(G. N. Brown Photo and Arthur Zachai have graciously permitted our use of their images documenting the making of our cheese.)
It all starts with truly happy cows…
then their milk is delivered to our facility.
The milk is then pasteurized at our plant.
We add starter bacteria and enzymes to the pasteurized
milk to cause the milk to curdle.
After the milk has turned into a semi-solid we use wire
knives to turn it into curds and whey (the curds are the
solids and the whey is the liquid).
The curds and whey are heated to the desired temperature
and then are allowed to rest.
For Jack cheese, after draining off some of the whey, we add
cool water back into the curds and remaining whey. (For
differences in making Cheddar see the Cheddar Section
After the curds and whey have been sufficiently cooled
most of the remaining whey and water is drained from the curd.
Salt is added. Herbs and/or spices may also be added at
The curd is transferred to a cheesecloth lined form which
will give the final cheese it’s shape.
The cheese is pressed overnight in the forms to firm the
cheese and remove any remaining whey.
Finally, the next day the cheese is removed from the form,
sealed in plastic, and moved to the cooler to age. After the
appropriate amount of time has passed. The blocks will be cut
into retail size, repackaged and made available for sale.

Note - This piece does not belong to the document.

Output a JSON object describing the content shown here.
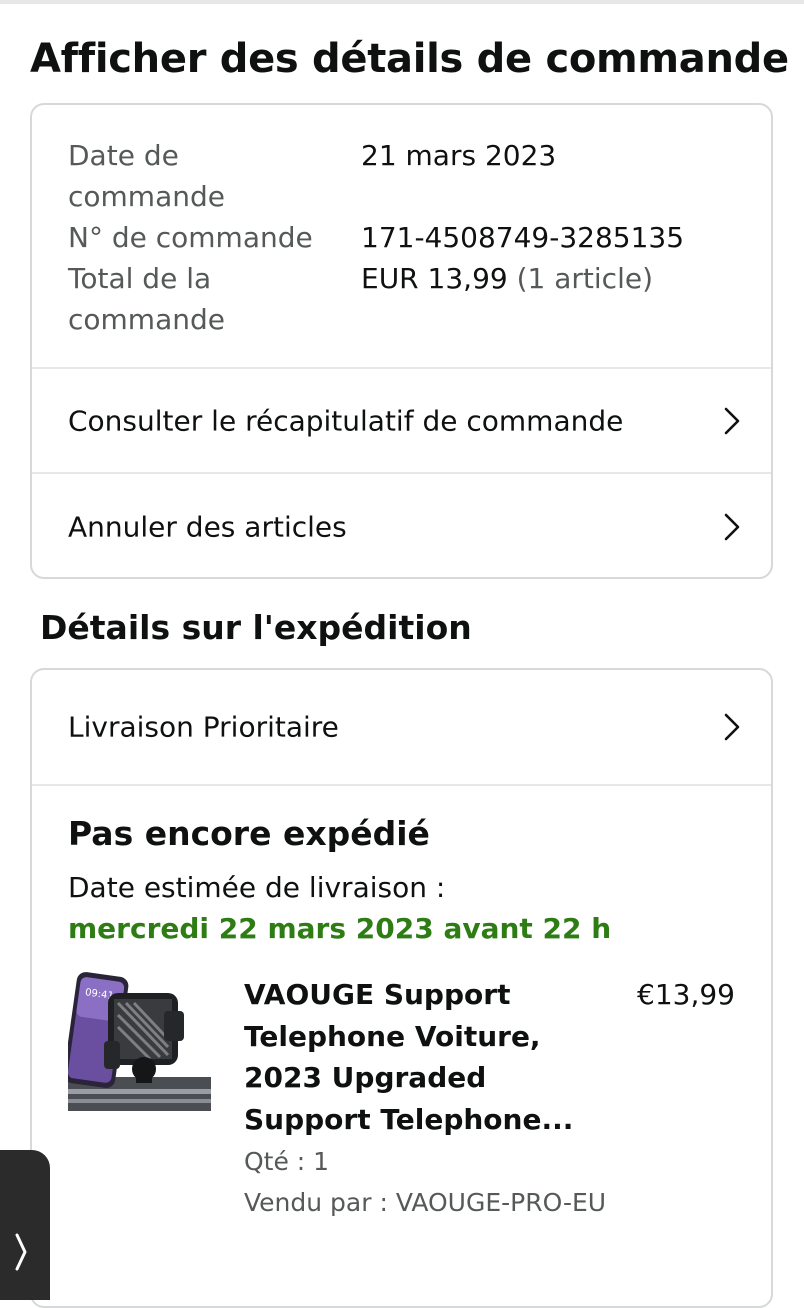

Cheddar cheese is made in a similar way to Jack except
that when the curds and whey are done resting, almost all of
the whey is drained from the curd (without adding any water).

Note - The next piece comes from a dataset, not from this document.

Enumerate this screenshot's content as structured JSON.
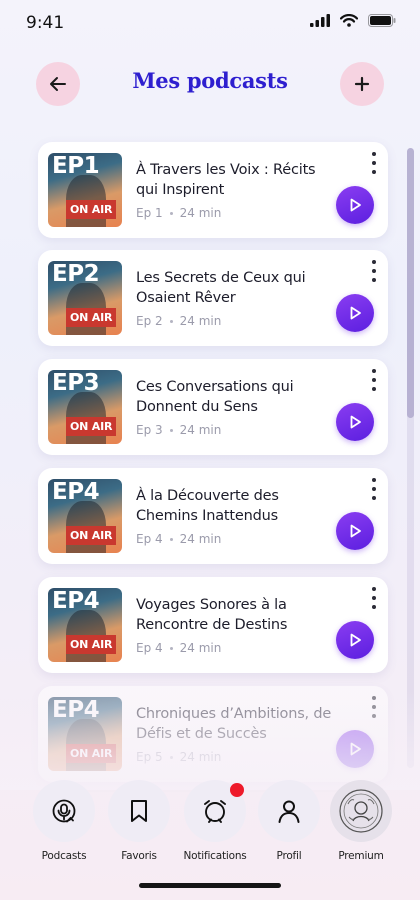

The curds are pressed against the sides of the vat to squeeze
out the remaining whey. Then the curd is cut into slabs which
are turned and piled in a process called “cheddaring”.
The slabs of curd are then run through a curd mill where
they become cheddar curd.
The curd is then salted and transferred to forms or sold
as Fresh Cheddar Curd.
After the curd are in the forms the rest of the make is
the same as for Jack cheese.